Assignment: Whenever the word "name" turns up in a line below, that line should be copied.

Records for this task:
-----
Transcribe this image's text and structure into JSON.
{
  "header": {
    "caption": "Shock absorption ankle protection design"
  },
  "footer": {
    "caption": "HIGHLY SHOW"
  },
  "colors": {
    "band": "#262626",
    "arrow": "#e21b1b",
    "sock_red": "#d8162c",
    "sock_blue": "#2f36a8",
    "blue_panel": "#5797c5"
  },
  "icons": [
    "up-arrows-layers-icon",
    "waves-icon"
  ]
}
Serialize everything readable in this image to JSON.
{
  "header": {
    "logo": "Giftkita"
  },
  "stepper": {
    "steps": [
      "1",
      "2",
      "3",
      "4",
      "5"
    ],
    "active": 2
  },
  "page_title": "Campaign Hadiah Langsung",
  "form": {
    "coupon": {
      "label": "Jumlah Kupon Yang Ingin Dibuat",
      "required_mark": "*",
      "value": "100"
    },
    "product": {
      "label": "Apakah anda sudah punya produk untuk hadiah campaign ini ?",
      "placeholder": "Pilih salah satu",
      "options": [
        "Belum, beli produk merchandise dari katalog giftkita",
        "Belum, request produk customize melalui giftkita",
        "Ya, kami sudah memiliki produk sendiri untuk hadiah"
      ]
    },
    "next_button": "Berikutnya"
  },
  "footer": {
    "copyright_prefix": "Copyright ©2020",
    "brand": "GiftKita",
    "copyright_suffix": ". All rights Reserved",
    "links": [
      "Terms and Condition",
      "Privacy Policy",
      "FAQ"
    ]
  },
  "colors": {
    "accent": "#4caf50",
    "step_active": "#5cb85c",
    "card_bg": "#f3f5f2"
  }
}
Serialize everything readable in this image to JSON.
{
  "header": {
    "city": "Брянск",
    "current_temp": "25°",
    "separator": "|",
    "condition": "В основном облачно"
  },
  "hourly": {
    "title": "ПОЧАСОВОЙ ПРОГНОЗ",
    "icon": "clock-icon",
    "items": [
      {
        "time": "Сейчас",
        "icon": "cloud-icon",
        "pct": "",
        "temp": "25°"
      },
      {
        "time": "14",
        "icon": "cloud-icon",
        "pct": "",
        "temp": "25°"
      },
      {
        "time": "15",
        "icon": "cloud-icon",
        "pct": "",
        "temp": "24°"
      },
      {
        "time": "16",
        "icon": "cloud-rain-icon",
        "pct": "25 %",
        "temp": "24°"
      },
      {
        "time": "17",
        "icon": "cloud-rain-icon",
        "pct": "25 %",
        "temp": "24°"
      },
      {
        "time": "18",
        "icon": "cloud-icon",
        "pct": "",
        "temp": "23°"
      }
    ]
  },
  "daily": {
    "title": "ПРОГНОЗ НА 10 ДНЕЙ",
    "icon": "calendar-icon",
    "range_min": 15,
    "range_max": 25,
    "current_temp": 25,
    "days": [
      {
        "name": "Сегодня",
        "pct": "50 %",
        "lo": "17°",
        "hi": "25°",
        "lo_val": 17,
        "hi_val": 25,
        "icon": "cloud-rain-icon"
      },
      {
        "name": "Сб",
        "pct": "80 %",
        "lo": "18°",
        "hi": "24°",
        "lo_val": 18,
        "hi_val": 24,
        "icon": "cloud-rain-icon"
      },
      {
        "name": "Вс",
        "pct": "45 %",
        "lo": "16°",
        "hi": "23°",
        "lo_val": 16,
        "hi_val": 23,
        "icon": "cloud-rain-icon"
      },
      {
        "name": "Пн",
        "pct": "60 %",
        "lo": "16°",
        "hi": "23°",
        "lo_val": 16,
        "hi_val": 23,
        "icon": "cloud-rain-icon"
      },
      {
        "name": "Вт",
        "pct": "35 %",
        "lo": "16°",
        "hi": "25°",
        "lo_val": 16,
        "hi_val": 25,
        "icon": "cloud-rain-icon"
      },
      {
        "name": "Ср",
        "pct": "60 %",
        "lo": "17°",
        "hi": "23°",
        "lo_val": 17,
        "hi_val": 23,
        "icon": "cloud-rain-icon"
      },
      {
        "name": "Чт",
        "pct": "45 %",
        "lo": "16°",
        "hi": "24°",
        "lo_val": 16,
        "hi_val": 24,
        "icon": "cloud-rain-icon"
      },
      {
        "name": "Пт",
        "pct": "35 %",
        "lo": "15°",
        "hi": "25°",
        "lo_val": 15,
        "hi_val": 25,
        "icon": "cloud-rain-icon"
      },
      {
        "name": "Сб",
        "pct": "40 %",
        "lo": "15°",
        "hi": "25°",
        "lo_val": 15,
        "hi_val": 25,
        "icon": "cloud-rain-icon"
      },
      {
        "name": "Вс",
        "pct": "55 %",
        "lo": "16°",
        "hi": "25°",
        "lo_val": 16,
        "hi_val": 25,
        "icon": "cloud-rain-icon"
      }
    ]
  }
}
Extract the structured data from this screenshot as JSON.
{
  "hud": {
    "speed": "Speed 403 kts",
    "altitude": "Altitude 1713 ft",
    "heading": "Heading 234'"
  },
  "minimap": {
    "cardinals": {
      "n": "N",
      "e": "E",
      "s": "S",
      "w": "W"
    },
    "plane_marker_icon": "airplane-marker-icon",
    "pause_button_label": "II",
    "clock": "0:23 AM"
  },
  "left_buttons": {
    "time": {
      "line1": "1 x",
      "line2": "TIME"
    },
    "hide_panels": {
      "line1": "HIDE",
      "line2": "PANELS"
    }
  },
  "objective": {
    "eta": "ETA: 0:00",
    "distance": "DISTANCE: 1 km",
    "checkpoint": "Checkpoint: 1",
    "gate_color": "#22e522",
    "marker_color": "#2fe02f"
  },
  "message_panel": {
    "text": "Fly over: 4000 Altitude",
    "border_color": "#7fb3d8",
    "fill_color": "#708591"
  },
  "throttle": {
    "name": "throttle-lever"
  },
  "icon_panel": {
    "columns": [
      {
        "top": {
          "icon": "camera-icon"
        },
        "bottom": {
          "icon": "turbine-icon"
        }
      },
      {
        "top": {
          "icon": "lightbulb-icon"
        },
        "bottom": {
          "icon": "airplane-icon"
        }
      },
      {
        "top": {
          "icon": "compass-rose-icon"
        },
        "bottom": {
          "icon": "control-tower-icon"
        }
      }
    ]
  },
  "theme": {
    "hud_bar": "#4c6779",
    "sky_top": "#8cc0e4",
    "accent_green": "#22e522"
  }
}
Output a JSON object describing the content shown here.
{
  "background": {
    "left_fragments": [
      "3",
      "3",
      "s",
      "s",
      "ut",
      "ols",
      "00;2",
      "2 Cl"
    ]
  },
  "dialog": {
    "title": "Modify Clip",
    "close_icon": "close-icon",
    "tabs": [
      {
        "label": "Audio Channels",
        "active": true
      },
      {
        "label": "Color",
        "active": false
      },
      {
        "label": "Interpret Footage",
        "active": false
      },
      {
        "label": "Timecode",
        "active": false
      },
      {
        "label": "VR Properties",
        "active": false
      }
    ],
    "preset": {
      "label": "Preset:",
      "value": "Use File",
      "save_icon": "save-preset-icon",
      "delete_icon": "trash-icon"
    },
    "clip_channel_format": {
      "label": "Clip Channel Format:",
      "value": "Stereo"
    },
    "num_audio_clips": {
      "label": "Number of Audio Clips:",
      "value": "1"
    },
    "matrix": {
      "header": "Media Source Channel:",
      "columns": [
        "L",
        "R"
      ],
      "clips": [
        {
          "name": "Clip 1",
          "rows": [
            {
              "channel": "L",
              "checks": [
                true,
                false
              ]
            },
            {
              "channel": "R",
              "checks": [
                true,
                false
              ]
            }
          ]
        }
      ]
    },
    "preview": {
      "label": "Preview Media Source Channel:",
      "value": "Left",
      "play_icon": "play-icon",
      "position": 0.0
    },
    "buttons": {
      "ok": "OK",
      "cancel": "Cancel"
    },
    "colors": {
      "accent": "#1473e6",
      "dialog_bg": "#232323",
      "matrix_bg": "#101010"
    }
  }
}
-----
Expected answer:
        "name": "Сегодня",
        "name": "Сб",
        "name": "Вс",
        "name": "Пн",
        "name": "Вт",
        "name": "Ср",
        "name": "Чт",
        "name": "Пт",
        "name": "Сб",
        "name": "Вс",
    "name": "throttle-lever"
          "name": "Clip 1",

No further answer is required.